CCMB researchers in collaboration with a Russian team have found that Bengal tigers in three India tiger reserves are 20% more stressed. The stress is caused due to higher anthropogenic disturbances from tourists and visitors and higher population density. Elevated stress in tigers can negatively impact reproductive hormones leading to reduced fertility and reproductive failure.
Compared with 200-odd Amur tigers in Russian Far East, the Bengal tigers in three tiger reserves in India — Bandhavgarh, Kanha, Sariska — are about 20% more stressed, a study found. The Indo-Russian team measured the stress level by studying the glucocorticoids metabolites present in the faeces of tigers.

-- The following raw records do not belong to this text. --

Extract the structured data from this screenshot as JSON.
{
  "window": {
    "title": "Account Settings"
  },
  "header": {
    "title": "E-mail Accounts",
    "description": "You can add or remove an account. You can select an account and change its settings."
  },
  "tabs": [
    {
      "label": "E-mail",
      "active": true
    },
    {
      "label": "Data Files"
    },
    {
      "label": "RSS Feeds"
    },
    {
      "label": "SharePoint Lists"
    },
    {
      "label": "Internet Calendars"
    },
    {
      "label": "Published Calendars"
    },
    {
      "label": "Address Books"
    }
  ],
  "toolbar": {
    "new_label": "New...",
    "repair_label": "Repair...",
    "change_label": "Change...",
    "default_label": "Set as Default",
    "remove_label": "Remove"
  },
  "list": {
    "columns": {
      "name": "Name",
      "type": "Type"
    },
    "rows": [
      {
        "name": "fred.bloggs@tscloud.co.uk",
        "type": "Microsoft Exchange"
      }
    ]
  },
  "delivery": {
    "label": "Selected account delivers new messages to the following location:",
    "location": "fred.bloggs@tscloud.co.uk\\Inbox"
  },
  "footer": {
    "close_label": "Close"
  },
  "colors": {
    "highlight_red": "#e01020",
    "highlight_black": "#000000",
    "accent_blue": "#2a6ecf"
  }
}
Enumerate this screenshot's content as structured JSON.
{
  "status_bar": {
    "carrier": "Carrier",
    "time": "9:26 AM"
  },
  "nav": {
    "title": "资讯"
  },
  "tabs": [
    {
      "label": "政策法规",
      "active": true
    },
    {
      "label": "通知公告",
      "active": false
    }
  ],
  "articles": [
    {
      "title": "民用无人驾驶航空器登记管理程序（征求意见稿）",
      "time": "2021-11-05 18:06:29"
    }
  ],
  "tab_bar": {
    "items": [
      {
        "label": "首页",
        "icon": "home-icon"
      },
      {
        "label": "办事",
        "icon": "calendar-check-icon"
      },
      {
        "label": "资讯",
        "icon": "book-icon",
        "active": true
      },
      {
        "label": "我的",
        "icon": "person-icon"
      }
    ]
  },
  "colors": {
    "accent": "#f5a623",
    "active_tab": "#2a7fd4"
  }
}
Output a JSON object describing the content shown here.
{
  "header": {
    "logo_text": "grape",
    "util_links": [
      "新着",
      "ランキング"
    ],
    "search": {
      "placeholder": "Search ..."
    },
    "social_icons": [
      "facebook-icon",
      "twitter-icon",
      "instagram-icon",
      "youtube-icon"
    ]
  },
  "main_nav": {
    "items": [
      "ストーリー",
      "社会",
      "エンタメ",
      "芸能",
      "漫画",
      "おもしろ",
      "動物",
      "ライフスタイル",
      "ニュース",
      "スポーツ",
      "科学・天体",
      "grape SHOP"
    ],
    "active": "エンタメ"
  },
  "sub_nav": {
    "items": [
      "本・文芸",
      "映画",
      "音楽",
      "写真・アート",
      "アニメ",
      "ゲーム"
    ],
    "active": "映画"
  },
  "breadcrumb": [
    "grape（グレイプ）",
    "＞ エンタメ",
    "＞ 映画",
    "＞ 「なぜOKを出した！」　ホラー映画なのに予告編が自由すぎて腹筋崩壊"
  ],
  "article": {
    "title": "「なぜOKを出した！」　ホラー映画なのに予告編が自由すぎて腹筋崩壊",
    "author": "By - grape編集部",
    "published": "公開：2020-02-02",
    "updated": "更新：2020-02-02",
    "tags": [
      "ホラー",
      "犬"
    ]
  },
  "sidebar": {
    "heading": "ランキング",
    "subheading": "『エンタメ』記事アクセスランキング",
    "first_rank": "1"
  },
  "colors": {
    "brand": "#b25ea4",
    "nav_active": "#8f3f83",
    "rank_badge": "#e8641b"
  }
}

“Increased stress level for prolonged periods will affect the immunity and fitness of tigers. Most importantly, elevated stress negatively impacts reproductive hormones which can lead to reduced fertility and reproductive failure. We have earlier found captive elephants showing compromised reproductive cycle due to stress,” says Dr. Govindhaswamy Umapathy from the Laboratory for the Conservation of Endangered Species (LaCONES) at the Centre for Cellular and Molecular Biology (CSIR-CCMB), co-author of a paper published in the journal PLOS ONE.
Tigers in the Kanha reserve had the highest faecal glucocorticoids metabolites level (markers for stress) while tigers in the Bandhavgarh reserve had the lowest level and comparable with the Amur tigers of Russia.
“Though there is a variation in the concentration of glucocorticoids metabolites in tigers in the three reserves, there is no significant difference in the stress levels. The elevated stress in Bengal tigers might be due to anthropogenic disturbance by tourists and visitors,” says Vinod Kumar, Technical Officer at CCMB and a co-author of the paper.
While the tiger reserves in India are smaller than in Russia, the anthropogenic disturbances are very high in Indian reserves.
Besides high anthropogenic stress, tigers in the three reserves experience higher population density compared with Amur tigers in Russia. At 11.33 tigers per 100 sq km, the density of tigers is many times higher in India compared with Ussuriisky reserve in Russia (0.15 tigers per 100 sq. km). “Anthropogenic disturbances and higher population density could be causing higher stress in Indian tigers,” Dr. Umapathy says.
“A 2015 study by our team found that tigers reintroduced in Sariska reserve experienced high stress due to anthropogenic disturbances,” Dr. Umapathy says. Besides high vehicular traffic, tigers in the Sariska reserve encounter herders, villagers who visit the forest for collecting wood and livestock grazing. As a result, the reproducing ability of Sariska tigers reduced.
Unlike Sariska, the Panna tiger reserve faces less anthropogenic disturbances. As a result, three of the five reintroduced tigresses in Panna reserve produced multiple litters successfully in four years, while in Sariska a tigress could successfully breed only once after four years.